If you want to know whether the difference between the scores in two group or conditions is statistically significant…
and your data is at least ordinal (meaning it could also be interval or ratio but NOT nominal) you can do one of the following two tests:
If you have an independent measures design you should do a: Mann-Whitney U
If you have a repeated measures design you should do a: Wilcoxon signed ranks test
- if your hypothesis is directional you need to check the p value for a one tailed test.
- if your hypothesis is non-directional you need to check the p value for a two tailed test.
If your p value is…
- less than or equal to 0.05 (5% or 1 in 20) you can accept your experimental hypothesis (p<0.05 and reject your null hypothesis
- more than 0.05 (5% or 1 in 20) you must reject your experimental hypothesis and accept your null (p>0.05).
Why would you use a non-parametric test if your data was interval or ratio?
Sometime if is not possible to carry out a parametric test because your data does not meet all of the parametric assumptions, having interval/ratio data is just one of these assumptions. The data in both groups/conditions also needs to be normally distributed AND you have to have homogeneity of variance, meaning the standard deviations are very similar.
Your data is unlikely to be normally distributed if you have a small sample. However, if you have a relatively large sample then you can safely assume that it is. You may wish to check this by plotting your data on a pair of histograms 😀

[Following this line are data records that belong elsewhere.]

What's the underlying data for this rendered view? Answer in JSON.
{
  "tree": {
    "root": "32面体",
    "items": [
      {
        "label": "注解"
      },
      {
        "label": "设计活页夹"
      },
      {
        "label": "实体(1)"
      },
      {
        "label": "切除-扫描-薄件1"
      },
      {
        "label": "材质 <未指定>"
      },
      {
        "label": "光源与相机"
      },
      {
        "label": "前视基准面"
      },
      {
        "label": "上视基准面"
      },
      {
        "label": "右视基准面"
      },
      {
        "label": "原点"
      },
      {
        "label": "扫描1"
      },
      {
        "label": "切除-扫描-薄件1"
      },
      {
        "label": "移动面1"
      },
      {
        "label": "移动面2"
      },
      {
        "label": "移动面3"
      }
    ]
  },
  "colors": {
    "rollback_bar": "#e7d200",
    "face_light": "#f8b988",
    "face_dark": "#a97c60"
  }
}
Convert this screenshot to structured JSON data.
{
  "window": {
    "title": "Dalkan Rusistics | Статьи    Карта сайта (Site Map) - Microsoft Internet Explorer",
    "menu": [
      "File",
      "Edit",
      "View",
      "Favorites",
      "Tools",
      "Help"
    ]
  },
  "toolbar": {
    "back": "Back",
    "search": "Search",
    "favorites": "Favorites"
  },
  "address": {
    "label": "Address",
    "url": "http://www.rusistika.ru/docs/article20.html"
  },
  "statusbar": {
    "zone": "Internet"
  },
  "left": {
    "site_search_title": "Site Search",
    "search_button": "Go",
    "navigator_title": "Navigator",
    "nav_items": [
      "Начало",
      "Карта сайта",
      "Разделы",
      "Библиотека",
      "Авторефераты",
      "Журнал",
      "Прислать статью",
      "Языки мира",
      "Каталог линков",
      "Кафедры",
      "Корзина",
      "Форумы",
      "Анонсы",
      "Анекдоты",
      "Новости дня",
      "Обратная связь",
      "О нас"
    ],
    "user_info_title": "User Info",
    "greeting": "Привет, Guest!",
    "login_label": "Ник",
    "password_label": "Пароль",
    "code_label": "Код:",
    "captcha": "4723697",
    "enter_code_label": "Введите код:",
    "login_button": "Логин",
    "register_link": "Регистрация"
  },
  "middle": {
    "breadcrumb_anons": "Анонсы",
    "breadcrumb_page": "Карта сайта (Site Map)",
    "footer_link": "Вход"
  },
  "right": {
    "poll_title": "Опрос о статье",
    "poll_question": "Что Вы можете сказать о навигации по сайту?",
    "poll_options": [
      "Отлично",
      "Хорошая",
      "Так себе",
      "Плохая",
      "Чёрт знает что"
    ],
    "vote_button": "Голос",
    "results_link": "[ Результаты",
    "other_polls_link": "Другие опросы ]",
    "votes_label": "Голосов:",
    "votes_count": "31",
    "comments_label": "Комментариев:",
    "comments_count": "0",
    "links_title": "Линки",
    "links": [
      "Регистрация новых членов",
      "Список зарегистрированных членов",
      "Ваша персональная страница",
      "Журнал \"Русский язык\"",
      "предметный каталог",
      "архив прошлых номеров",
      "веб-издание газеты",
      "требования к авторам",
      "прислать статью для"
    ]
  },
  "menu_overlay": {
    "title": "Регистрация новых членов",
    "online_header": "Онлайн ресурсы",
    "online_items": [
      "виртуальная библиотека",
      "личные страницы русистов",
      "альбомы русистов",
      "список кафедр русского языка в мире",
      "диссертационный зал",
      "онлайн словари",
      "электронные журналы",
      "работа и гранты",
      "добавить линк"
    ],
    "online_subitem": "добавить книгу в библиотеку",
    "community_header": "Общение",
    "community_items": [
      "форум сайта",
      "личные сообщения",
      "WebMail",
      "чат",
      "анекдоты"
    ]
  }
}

In most cases it is wiser to stick to a non-parametric test if you are unsure of whether your data meets parametric assumptions.